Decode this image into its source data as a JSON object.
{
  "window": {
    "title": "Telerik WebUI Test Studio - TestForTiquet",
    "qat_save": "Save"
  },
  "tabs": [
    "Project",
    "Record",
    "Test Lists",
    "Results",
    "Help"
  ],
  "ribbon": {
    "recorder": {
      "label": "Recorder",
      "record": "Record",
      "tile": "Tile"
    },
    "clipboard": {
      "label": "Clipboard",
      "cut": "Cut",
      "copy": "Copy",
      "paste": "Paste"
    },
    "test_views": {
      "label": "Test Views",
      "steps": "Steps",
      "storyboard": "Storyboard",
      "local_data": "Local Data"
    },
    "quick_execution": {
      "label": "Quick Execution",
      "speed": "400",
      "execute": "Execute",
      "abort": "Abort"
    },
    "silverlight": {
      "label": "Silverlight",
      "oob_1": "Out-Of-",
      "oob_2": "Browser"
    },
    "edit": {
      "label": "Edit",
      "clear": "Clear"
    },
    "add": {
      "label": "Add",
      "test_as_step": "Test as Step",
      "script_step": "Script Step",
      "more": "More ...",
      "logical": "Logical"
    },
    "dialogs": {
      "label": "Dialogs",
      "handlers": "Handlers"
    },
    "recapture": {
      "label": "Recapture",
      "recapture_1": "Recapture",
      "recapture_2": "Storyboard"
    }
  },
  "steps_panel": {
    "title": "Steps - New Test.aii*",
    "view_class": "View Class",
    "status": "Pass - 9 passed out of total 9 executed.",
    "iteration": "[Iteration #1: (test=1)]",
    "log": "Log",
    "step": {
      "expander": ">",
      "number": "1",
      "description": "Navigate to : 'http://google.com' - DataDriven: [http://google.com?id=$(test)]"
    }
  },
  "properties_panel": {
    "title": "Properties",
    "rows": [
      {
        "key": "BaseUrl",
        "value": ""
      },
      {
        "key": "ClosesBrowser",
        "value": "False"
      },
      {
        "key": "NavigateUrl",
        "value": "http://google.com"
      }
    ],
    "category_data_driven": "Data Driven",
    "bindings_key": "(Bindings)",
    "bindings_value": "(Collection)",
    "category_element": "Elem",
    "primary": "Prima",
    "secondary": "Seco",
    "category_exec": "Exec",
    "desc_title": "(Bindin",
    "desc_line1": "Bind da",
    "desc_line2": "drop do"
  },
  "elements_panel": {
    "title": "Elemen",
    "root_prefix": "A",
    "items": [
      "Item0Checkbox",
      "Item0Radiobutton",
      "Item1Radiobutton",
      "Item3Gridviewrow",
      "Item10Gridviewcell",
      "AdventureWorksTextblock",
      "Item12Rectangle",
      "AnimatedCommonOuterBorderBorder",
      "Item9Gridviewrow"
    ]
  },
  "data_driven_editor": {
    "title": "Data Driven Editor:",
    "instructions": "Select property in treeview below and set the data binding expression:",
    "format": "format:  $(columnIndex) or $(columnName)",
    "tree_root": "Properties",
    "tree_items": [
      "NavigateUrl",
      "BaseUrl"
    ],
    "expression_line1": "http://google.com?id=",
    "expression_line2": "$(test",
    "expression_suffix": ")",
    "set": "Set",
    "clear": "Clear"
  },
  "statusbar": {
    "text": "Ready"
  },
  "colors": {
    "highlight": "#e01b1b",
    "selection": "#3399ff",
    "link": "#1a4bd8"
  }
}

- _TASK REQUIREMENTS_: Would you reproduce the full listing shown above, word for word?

- _TASK ANSWER_:
Decode this image into its source data as a JSON object.
{
  "window": {
    "title": "Telerik WebUI Test Studio - TestForTiquet",
    "qat_save": "Save"
  },
  "tabs": [
    "Project",
    "Record",
    "Test Lists",
    "Results",
    "Help"
  ],
  "ribbon": {
    "recorder": {
      "label": "Recorder",
      "record": "Record",
      "tile": "Tile"
    },
    "clipboard": {
      "label": "Clipboard",
      "cut": "Cut",
      "copy": "Copy",
      "paste": "Paste"
    },
    "test_views": {
      "label": "Test Views",
      "steps": "Steps",
      "storyboard": "Storyboard",
      "local_data": "Local Data"
    },
    "quick_execution": {
      "label": "Quick Execution",
      "speed": "400",
      "execute": "Execute",
      "abort": "Abort"
    },
    "silverlight": {
      "label": "Silverlight",
      "oob_1": "Out-Of-",
      "oob_2": "Browser"
    },
    "edit": {
      "label": "Edit",
      "clear": "Clear"
    },
    "add": {
      "label": "Add",
      "test_as_step": "Test as Step",
      "script_step": "Script Step",
      "more": "More ...",
      "logical": "Logical"
    },
    "dialogs": {
      "label": "Dialogs",
      "handlers": "Handlers"
    },
    "recapture": {
      "label": "Recapture",
      "recapture_1": "Recapture",
      "recapture_2": "Storyboard"
    }
  },
  "steps_panel": {
    "title": "Steps - New Test.aii*",
    "view_class": "View Class",
    "status": "Pass - 9 passed out of total 9 executed.",
    "iteration": "[Iteration #1: (test=1)]",
    "log": "Log",
    "step": {
      "expander": ">",
      "number": "1",
      "description": "Navigate to : 'http://google.com' - DataDriven: [http://google.com?id=$(test)]"
    }
  },
  "properties_panel": {
    "title": "Properties",
    "rows": [
      {
        "key": "BaseUrl",
        "value": ""
      },
      {
        "key": "ClosesBrowser",
        "value": "False"
      },
      {
        "key": "NavigateUrl",
        "value": "http://google.com"
      }
    ],
    "category_data_driven": "Data Driven",
    "bindings_key": "(Bindings)",
    "bindings_value": "(Collection)",
    "category_element": "Elem",
    "primary": "Prima",
    "secondary": "Seco",
    "category_exec": "Exec",
    "desc_title": "(Bindin",
    "desc_line1": "Bind da",
    "desc_line2": "drop do"
  },
  "elements_panel": {
    "title": "Elemen",
    "root_prefix": "A",
    "items": [
      "Item0Checkbox",
      "Item0Radiobutton",
      "Item1Radiobutton",
      "Item3Gridviewrow",
      "Item10Gridviewcell",
      "AdventureWorksTextblock",
      "Item12Rectangle",
      "AnimatedCommonOuterBorderBorder",
      "Item9Gridviewrow"
    ]
  },
  "data_driven_editor": {
    "title": "Data Driven Editor:",
    "instructions": "Select property in treeview below and set the data binding expression:",
    "format": "format:  $(columnIndex) or $(columnName)",
    "tree_root": "Properties",
    "tree_items": [
      "NavigateUrl",
      "BaseUrl"
    ],
    "expression_line1": "http://google.com?id=",
    "expression_line2": "$(test",
    "expression_suffix": ")",
    "set": "Set",
    "clear": "Clear"
  },
  "statusbar": {
    "text": "Ready"
  },
  "colors": {
    "highlight": "#e01b1b",
    "selection": "#3399ff",
    "link": "#1a4bd8"
  }
}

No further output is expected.